START PROVIDED RECORDS

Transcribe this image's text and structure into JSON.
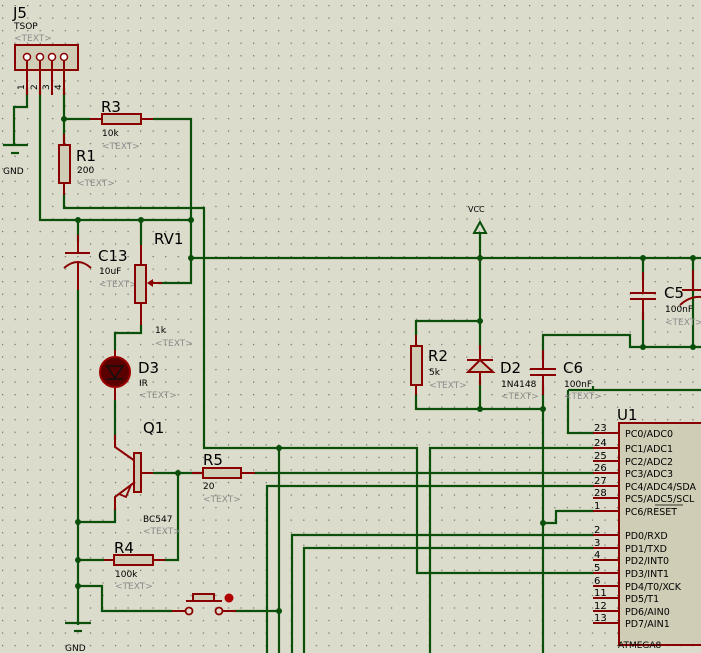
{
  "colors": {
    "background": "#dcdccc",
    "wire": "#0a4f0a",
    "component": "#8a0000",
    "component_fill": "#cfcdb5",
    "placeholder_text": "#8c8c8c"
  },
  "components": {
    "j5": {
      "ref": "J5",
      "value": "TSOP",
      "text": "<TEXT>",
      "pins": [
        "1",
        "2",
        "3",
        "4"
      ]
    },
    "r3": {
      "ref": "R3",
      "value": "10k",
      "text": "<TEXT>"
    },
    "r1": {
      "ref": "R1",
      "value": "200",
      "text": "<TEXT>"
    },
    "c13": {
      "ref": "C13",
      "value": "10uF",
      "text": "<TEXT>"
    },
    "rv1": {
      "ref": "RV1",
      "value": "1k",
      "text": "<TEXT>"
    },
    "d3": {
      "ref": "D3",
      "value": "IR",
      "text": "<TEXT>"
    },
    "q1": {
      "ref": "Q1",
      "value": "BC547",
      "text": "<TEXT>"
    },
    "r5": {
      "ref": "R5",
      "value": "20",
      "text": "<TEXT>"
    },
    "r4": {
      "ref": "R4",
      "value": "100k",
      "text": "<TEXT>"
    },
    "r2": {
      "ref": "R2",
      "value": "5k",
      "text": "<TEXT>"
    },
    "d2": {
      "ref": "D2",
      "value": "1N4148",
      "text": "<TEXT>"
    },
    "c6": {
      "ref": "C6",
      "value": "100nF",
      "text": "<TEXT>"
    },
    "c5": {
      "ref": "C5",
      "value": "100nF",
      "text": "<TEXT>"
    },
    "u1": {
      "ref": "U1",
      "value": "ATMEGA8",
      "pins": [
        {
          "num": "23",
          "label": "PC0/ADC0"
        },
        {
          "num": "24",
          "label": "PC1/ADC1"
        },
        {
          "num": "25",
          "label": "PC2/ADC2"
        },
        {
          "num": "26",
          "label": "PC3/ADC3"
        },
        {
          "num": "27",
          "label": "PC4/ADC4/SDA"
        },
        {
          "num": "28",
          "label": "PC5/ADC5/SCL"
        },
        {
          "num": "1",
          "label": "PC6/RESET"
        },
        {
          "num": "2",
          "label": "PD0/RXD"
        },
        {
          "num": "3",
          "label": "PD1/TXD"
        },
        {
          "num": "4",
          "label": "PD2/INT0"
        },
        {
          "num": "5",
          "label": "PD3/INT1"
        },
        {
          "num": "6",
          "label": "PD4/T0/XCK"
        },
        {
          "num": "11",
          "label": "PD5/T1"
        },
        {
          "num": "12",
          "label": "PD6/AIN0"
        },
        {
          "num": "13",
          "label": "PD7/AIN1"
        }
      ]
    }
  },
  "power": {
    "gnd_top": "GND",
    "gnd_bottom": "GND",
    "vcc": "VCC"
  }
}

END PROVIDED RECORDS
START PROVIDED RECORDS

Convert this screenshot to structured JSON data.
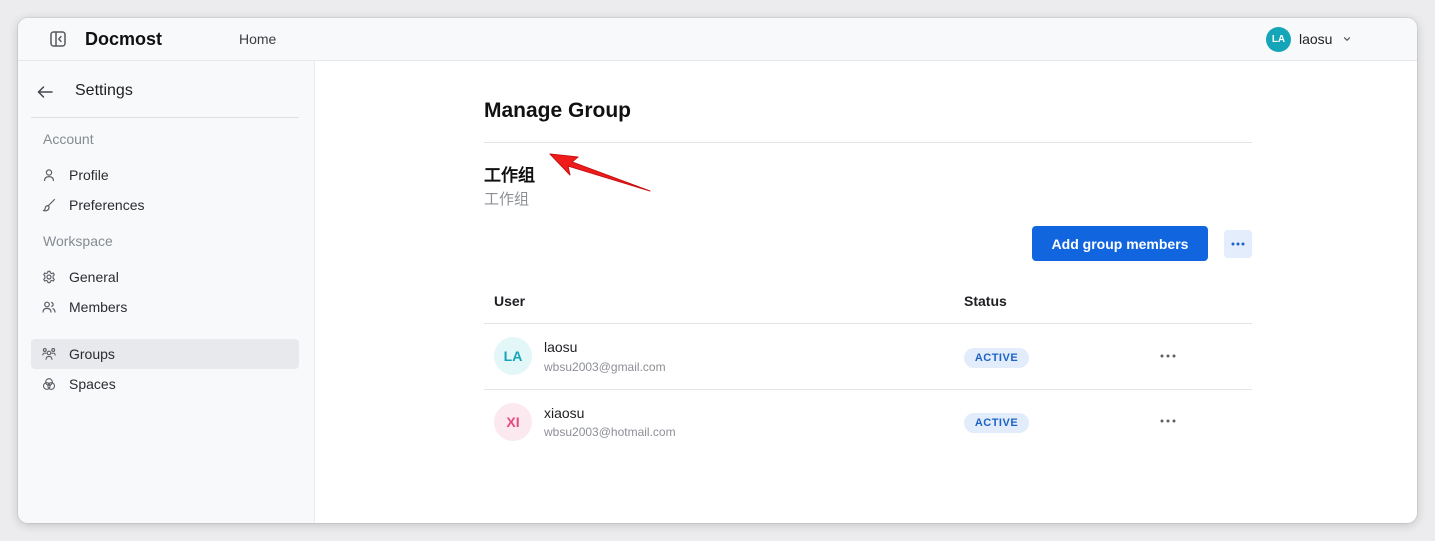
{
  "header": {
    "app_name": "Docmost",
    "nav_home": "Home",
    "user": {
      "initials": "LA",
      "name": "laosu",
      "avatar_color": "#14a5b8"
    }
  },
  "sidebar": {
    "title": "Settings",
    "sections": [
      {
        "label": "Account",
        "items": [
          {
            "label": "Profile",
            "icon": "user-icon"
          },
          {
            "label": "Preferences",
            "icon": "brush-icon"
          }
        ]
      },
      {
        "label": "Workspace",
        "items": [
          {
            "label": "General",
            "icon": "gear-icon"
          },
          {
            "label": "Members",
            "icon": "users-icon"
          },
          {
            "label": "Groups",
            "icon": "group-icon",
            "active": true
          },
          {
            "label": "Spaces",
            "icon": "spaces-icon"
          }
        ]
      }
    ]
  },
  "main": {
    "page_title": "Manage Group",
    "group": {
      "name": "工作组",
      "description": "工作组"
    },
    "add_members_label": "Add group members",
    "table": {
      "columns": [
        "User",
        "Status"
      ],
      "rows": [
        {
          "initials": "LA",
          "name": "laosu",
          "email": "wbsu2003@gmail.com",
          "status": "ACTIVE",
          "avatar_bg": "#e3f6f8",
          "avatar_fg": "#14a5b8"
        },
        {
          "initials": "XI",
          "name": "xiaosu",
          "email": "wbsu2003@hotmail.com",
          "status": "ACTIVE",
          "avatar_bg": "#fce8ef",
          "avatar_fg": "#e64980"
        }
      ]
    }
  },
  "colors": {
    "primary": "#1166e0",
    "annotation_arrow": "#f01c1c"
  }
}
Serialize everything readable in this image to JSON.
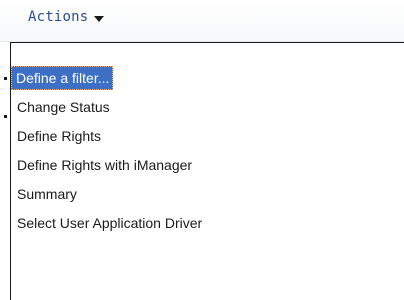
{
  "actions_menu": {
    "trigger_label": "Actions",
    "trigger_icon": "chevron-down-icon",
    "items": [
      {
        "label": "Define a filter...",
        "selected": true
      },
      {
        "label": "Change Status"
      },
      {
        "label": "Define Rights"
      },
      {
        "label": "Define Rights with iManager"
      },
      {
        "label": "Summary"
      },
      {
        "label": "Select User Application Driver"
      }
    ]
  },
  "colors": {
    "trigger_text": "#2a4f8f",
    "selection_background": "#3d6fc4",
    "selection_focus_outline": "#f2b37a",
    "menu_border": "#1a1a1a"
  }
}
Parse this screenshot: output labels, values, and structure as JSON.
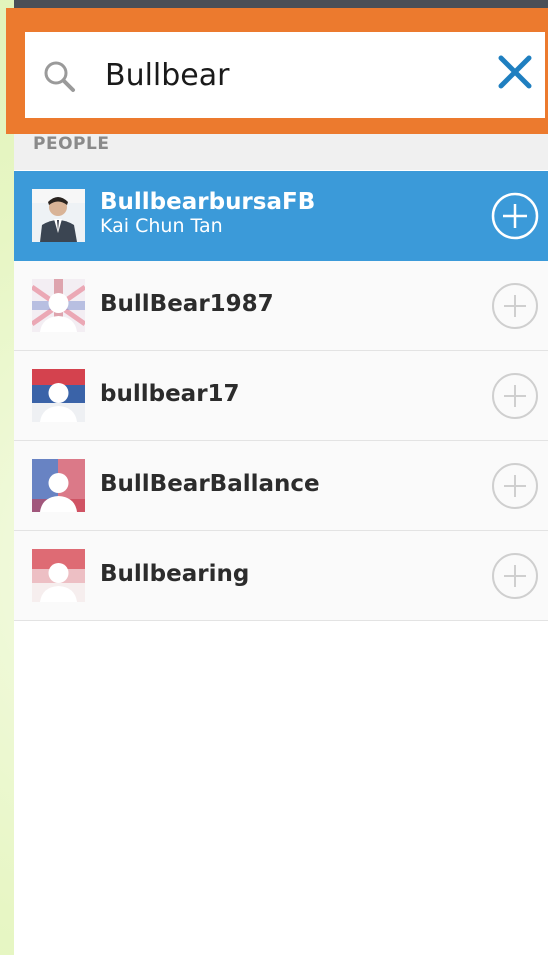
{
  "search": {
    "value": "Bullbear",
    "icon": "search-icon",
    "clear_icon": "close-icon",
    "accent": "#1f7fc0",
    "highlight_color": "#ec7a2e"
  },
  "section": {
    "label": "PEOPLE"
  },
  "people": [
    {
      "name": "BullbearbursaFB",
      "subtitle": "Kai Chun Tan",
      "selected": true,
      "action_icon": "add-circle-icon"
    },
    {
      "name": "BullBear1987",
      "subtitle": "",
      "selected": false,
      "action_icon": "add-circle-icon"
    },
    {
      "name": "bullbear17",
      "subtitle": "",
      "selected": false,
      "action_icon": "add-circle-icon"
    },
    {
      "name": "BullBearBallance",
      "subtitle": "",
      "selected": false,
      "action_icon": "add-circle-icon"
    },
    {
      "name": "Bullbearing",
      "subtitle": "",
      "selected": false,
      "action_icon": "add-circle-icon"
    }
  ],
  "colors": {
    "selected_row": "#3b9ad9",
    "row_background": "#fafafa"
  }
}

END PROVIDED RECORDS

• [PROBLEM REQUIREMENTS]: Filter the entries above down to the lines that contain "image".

• [FINAL ANSWER]:
Transcribe this image's text and structure into JSON.
Serialize everything readable in this image to JSON.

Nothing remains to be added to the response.